App and web page records:
★ ★ ★

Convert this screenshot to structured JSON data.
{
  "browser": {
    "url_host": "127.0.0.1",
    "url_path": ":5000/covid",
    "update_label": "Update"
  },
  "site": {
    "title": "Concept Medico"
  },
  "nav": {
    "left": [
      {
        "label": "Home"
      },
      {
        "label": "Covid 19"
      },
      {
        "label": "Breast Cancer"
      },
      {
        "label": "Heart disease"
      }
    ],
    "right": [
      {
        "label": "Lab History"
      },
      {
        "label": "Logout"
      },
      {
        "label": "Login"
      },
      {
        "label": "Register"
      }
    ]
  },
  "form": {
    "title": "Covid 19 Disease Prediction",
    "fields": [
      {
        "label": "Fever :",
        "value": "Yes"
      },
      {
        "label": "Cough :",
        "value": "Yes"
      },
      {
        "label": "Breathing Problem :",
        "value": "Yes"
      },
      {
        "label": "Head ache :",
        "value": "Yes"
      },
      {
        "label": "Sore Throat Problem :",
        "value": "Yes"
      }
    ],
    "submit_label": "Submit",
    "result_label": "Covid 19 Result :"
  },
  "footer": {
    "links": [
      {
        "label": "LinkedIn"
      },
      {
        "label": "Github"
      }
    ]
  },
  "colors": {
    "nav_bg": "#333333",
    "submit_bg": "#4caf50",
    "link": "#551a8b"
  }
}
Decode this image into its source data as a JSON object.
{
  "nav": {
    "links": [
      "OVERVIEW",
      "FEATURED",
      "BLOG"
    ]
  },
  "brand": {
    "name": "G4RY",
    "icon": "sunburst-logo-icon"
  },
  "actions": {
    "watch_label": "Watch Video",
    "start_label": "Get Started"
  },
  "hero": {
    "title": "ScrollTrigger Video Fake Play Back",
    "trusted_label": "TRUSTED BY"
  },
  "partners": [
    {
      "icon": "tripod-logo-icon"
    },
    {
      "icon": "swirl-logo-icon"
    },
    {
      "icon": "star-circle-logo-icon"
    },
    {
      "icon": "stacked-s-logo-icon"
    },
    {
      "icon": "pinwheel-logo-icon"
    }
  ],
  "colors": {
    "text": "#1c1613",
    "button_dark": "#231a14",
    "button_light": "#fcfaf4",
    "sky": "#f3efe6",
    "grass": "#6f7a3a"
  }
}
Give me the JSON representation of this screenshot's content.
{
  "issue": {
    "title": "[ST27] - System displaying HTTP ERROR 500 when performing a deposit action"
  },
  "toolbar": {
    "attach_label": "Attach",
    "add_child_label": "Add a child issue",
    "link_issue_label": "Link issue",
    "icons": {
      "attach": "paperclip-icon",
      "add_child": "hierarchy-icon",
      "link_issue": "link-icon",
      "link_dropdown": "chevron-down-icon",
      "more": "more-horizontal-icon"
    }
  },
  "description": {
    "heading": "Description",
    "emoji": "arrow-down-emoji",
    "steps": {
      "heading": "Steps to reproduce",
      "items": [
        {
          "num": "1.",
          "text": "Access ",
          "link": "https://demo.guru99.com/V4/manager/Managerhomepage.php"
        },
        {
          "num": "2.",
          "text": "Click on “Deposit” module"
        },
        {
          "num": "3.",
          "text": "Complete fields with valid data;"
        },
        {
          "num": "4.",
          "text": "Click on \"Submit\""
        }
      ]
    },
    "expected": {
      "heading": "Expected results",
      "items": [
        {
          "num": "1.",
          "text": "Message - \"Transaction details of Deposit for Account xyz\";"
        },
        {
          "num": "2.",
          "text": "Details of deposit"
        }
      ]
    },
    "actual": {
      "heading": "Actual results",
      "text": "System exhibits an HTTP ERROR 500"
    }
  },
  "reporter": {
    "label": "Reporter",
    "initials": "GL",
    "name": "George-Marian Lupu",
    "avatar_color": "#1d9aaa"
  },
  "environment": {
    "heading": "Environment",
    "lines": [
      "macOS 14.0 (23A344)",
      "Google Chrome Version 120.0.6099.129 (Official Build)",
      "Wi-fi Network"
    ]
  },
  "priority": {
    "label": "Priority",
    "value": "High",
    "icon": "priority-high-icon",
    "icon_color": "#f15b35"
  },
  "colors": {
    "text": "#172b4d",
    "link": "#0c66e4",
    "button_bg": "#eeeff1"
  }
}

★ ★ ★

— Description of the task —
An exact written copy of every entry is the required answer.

— Exercise result —
Convert this screenshot to structured JSON data.
{
  "browser": {
    "url_host": "127.0.0.1",
    "url_path": ":5000/covid",
    "update_label": "Update"
  },
  "site": {
    "title": "Concept Medico"
  },
  "nav": {
    "left": [
      {
        "label": "Home"
      },
      {
        "label": "Covid 19"
      },
      {
        "label": "Breast Cancer"
      },
      {
        "label": "Heart disease"
      }
    ],
    "right": [
      {
        "label": "Lab History"
      },
      {
        "label": "Logout"
      },
      {
        "label": "Login"
      },
      {
        "label": "Register"
      }
    ]
  },
  "form": {
    "title": "Covid 19 Disease Prediction",
    "fields": [
      {
        "label": "Fever :",
        "value": "Yes"
      },
      {
        "label": "Cough :",
        "value": "Yes"
      },
      {
        "label": "Breathing Problem :",
        "value": "Yes"
      },
      {
        "label": "Head ache :",
        "value": "Yes"
      },
      {
        "label": "Sore Throat Problem :",
        "value": "Yes"
      }
    ],
    "submit_label": "Submit",
    "result_label": "Covid 19 Result :"
  },
  "footer": {
    "links": [
      {
        "label": "LinkedIn"
      },
      {
        "label": "Github"
      }
    ]
  },
  "colors": {
    "nav_bg": "#333333",
    "submit_bg": "#4caf50",
    "link": "#551a8b"
  }
}
Decode this image into its source data as a JSON object.
{
  "nav": {
    "links": [
      "OVERVIEW",
      "FEATURED",
      "BLOG"
    ]
  },
  "brand": {
    "name": "G4RY",
    "icon": "sunburst-logo-icon"
  },
  "actions": {
    "watch_label": "Watch Video",
    "start_label": "Get Started"
  },
  "hero": {
    "title": "ScrollTrigger Video Fake Play Back",
    "trusted_label": "TRUSTED BY"
  },
  "partners": [
    {
      "icon": "tripod-logo-icon"
    },
    {
      "icon": "swirl-logo-icon"
    },
    {
      "icon": "star-circle-logo-icon"
    },
    {
      "icon": "stacked-s-logo-icon"
    },
    {
      "icon": "pinwheel-logo-icon"
    }
  ],
  "colors": {
    "text": "#1c1613",
    "button_dark": "#231a14",
    "button_light": "#fcfaf4",
    "sky": "#f3efe6",
    "grass": "#6f7a3a"
  }
}
Give me the JSON representation of this screenshot's content.
{
  "issue": {
    "title": "[ST27] - System displaying HTTP ERROR 500 when performing a deposit action"
  },
  "toolbar": {
    "attach_label": "Attach",
    "add_child_label": "Add a child issue",
    "link_issue_label": "Link issue",
    "icons": {
      "attach": "paperclip-icon",
      "add_child": "hierarchy-icon",
      "link_issue": "link-icon",
      "link_dropdown": "chevron-down-icon",
      "more": "more-horizontal-icon"
    }
  },
  "description": {
    "heading": "Description",
    "emoji": "arrow-down-emoji",
    "steps": {
      "heading": "Steps to reproduce",
      "items": [
        {
          "num": "1.",
          "text": "Access ",
          "link": "https://demo.guru99.com/V4/manager/Managerhomepage.php"
        },
        {
          "num": "2.",
          "text": "Click on “Deposit” module"
        },
        {
          "num": "3.",
          "text": "Complete fields with valid data;"
        },
        {
          "num": "4.",
          "text": "Click on \"Submit\""
        }
      ]
    },
    "expected": {
      "heading": "Expected results",
      "items": [
        {
          "num": "1.",
          "text": "Message - \"Transaction details of Deposit for Account xyz\";"
        },
        {
          "num": "2.",
          "text": "Details of deposit"
        }
      ]
    },
    "actual": {
      "heading": "Actual results",
      "text": "System exhibits an HTTP ERROR 500"
    }
  },
  "reporter": {
    "label": "Reporter",
    "initials": "GL",
    "name": "George-Marian Lupu",
    "avatar_color": "#1d9aaa"
  },
  "environment": {
    "heading": "Environment",
    "lines": [
      "macOS 14.0 (23A344)",
      "Google Chrome Version 120.0.6099.129 (Official Build)",
      "Wi-fi Network"
    ]
  },
  "priority": {
    "label": "Priority",
    "value": "High",
    "icon": "priority-high-icon",
    "icon_color": "#f15b35"
  },
  "colors": {
    "text": "#172b4d",
    "link": "#0c66e4",
    "button_bg": "#eeeff1"
  }
}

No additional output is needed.